Doctors at the University of Alabama at Birmingham have implemented the first FDA-approved patent foramen ovale occluder in Alabama, and that is good news for people who suffer strokes as a result of PFO.
A PFO is a hole in the heart that does not close the way it should after birth. During fetal development, a small flap-like opening — the foramen ovale — is normally present in the wall between the right and left upper chambers of the heart. It normally closes during infancy. With the new AMPLATZER™ PFO Occluder, ischemic stroke patients will now have access to a closure device shown to reduce risk of recurrent stroke, rather than relying on medical management alone.
Baker-Dean Endowed Professor in Interventional Cardiology Massoud Leesar, M.D., performed the first procedure Jan. 25, 2017.
“This new device has the potential to help many patients who suffer from PFO and stroke,” he says. “Our first patient did very well and was discharged the day after the procedure since the echocardiogram showed complete closure of PFO.”
Approximately 25 to 30 percent of Americans have a PFO, which typically causes no health problems and does not require treatment. The cause of most strokes can be identified, such as poorly controlled high blood pressure, narrowed blood vessels due to cholesterol deposits and scar tissue (atherosclerosis), or a blood clot caused by an abnormal heart rhythm (atrial fibrillation).
“Stroke in patients younger than 60 years old is most likely related to PFO,” Leesar says. “In patients older than 60, other causes such as atherosclerosis and atrial fibrillation will need to be ruled out. These patients are typically referred by neurologists who cannot define other causes for stroke.”
The AMPLATZER PFO Occluder is inserted through a catheter that is placed in a leg vein and advanced to the heart. It is then implanted close to the hole in the heart between the right atrium and the left chamber. The procedure is minimally invasive, and recovery time is minimal.
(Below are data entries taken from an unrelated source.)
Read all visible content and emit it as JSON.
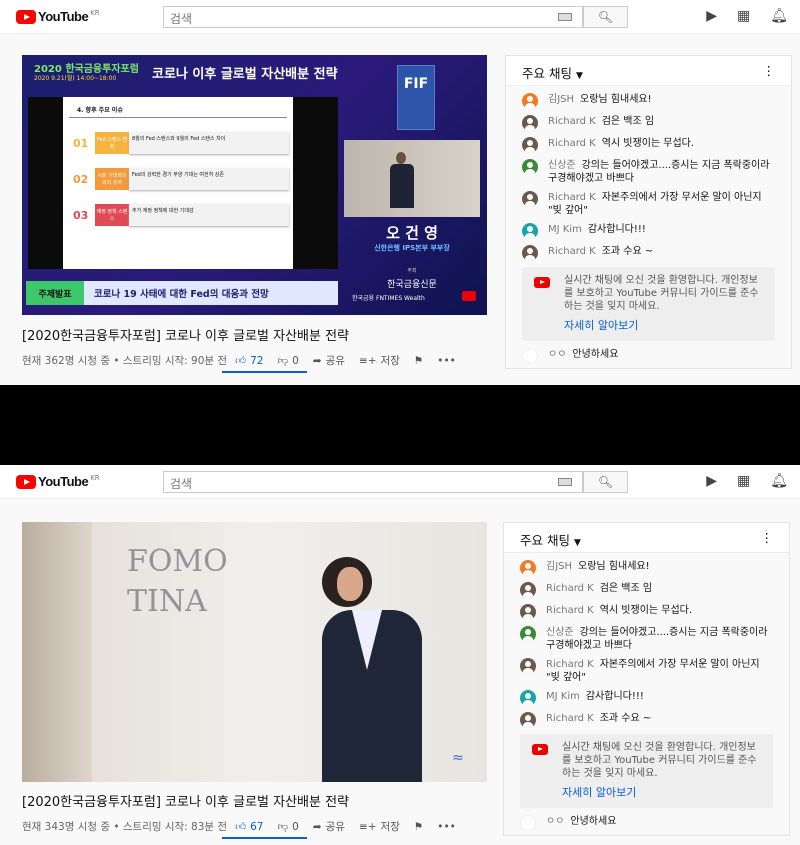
{
  "header": {
    "logo_text": "YouTube",
    "region": "KR",
    "search_placeholder": "검색",
    "icons": [
      "keyboard-icon",
      "search-icon",
      "create-video-icon",
      "apps-grid-icon",
      "notifications-bell-icon"
    ]
  },
  "video_top": {
    "forum_name": "2020 한국금융투자포럼",
    "forum_date": "2020 9.21(월) 14:00~18:00",
    "headline": "코로나 이후 글로벌 자산배분 전략",
    "slide_heading": "4. 향후 주요 이슈",
    "slide_items": [
      {
        "num": "01",
        "tag": "Fed 스탠스 변화",
        "color": "#f6b33d",
        "text": "8월의 Fed 스탠스와 9월의 Fed 스탠스 차이"
      },
      {
        "num": "02",
        "tag": "시장 기대와의 괴리 유의",
        "color": "#f39a3a",
        "text": "Fed의 강력한 경기 부양 기대는 여전히 상존"
      },
      {
        "num": "03",
        "tag": "재정 정책 스탠스",
        "color": "#e04a55",
        "text": "추가 재정 정책에 대한 기대감"
      }
    ],
    "speaker_name": "오 건 영",
    "speaker_title": "신한은행 IPS본부 부부장",
    "topic_label": "주제발표",
    "topic": "코로나 19 사태에 대한 Fed의 대응과 전망",
    "host_label": "주최",
    "host": "한국금융신문",
    "sponsors": "한국금융 FNTIMES Wealth"
  },
  "screens": [
    {
      "title": "[2020한국금융투자포럼] 코로나 이후 글로벌 자산배분 전략",
      "viewers": "현재 362명 시청 중 • 스트리밍 시작: 90분 전",
      "likes": "72",
      "dislikes": "0",
      "share": "공유",
      "save": "저장"
    },
    {
      "title": "[2020한국금융투자포럼] 코로나 이후 글로벌 자산배분 전략",
      "viewers": "현재 343명 시청 중 • 스트리밍 시작: 83분 전",
      "likes": "67",
      "dislikes": "0",
      "share": "공유",
      "save": "저장"
    }
  ],
  "chat": {
    "header": "주요 채팅",
    "messages": [
      {
        "author": "김JSH",
        "text": "오랑님 힘내세요!",
        "avatar": "#ef7b22"
      },
      {
        "author": "Richard K",
        "text": "검은 백조 임",
        "avatar": "#6b5a4a"
      },
      {
        "author": "Richard K",
        "text": "역시 빗쟁이는 무섭다.",
        "avatar": "#6b5a4a"
      },
      {
        "author": "신상준",
        "text": "강의는 들어야겠고....증시는 지금 폭락중이라 구경해야겠고 바쁘다",
        "avatar": "#3a8a3a"
      },
      {
        "author": "Richard K",
        "text": "자본주의에서 가장 무서운 말이 아닌지 \"빚 갚어\"",
        "avatar": "#6b5a4a"
      },
      {
        "author": "MJ Kim",
        "text": "감사합니다!!!",
        "avatar": "#1aa3a8"
      },
      {
        "author": "Richard K",
        "text": "조과 수요 ~",
        "avatar": "#6b5a4a"
      }
    ],
    "welcome": "실시간 채팅에 오신 것을 환영합니다. 개인정보를 보호하고 YouTube 커뮤니티 가이드를 준수하는 것을 잊지 마세요.",
    "learn_more": "자세히 알아보기",
    "input_author": "ㅇㅇ",
    "input_text": "안녕하세요"
  },
  "whiteboard_text": "FOMO TINA"
}
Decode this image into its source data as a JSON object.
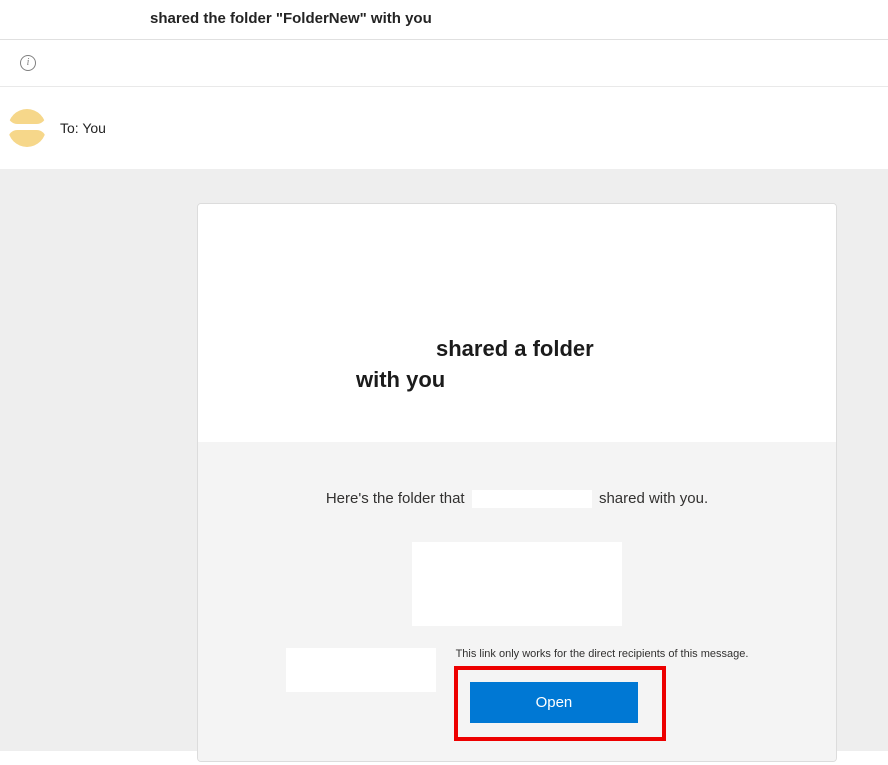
{
  "header": {
    "subject": "shared the folder \"FolderNew\" with you",
    "to_label": "To:",
    "to_value": "You"
  },
  "card": {
    "title_line1": "shared a folder",
    "title_line2": "with you",
    "intro_prefix": "Here's the folder that",
    "intro_suffix": "shared with you.",
    "disclaimer": "This link only works for the direct recipients of this message.",
    "open_label": "Open"
  }
}
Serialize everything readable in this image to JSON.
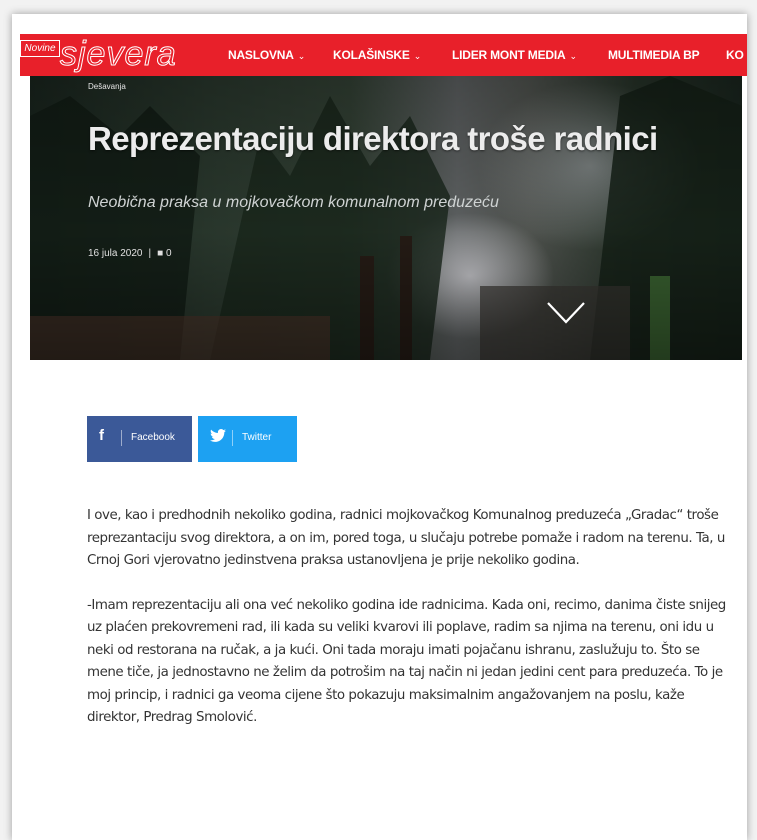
{
  "header": {
    "logo_small": "Novine",
    "logo_big": "sjevera",
    "nav": [
      {
        "label": "NASLOVNA",
        "has_dropdown": true
      },
      {
        "label": "KOLAŠINSKE",
        "has_dropdown": true
      },
      {
        "label": "LIDER MONT MEDIA",
        "has_dropdown": true
      },
      {
        "label": "MULTIMEDIA BP",
        "has_dropdown": false
      },
      {
        "label": "KO",
        "has_dropdown": false
      }
    ],
    "chevron": "⌄"
  },
  "article": {
    "category": "Dešavanja",
    "title": "Reprezentaciju direktora troše radnici",
    "subtitle": "Neobična praksa u mojkovačkom komunalnom preduzeću",
    "date": "16 jula 2020",
    "comment_count": "0"
  },
  "share": {
    "facebook_label": "Facebook",
    "twitter_label": "Twitter"
  },
  "body": {
    "paragraphs": [
      "I ove, kao i predhodnih nekoliko godina, radnici mojkovačkog Komunalnog preduzeća „Gradac“ troše reprezantaciju svog direktora, a on im, pored toga, u slučaju potrebe pomaže i radom na terenu. Ta, u Crnoj Gori vjerovatno jedinstvena praksa ustanovljena je prije nekoliko godina.",
      "-Imam reprezentaciju ali ona već nekoliko godina ide radnicima. Kada oni, recimo, danima čiste snijeg uz plaćen prekovremeni rad, ili kada su veliki kvarovi ili poplave, radim sa njima na terenu, oni idu u neki od restorana na ručak, a ja kući. Oni tada moraju imati pojačanu ishranu, zaslužuju to. Što se mene tiče, ja jednostavno ne želim da potrošim na taj način ni jedan jedini cent para preduzeća. To je moj princip, i radnici ga veoma cijene što pokazuju maksimalnim angažovanjem na poslu, kaže direktor, Predrag Smolović."
    ]
  },
  "colors": {
    "nav_bg": "#e8202a",
    "facebook": "#3b5998",
    "twitter": "#1da1f2"
  }
}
Nearly 795,000 new or recurrent strokes occur every year in the United States, making it the fifth-leading cause of death and leading cause of serious long-term disability for Americans, according to the American Heart Association. Ischemic strokes account for 87 percent of strokes, and occur when a blood vessel is obstructed, depleting the brain of its blood supply.
The AMPLATZER PFO Occluder is developed by St. Jude Medical, Inc., a global medical device company based in St. Paul, Minnesota.
This device is just the latest in a series of new technologies UAB Medicine uses aimed at treating patients with cardiovascular disease. On July 20, 2016, Leesar implanted a patient with the world’s first FDA-approved dissolving heart stent for the first time in Alabama.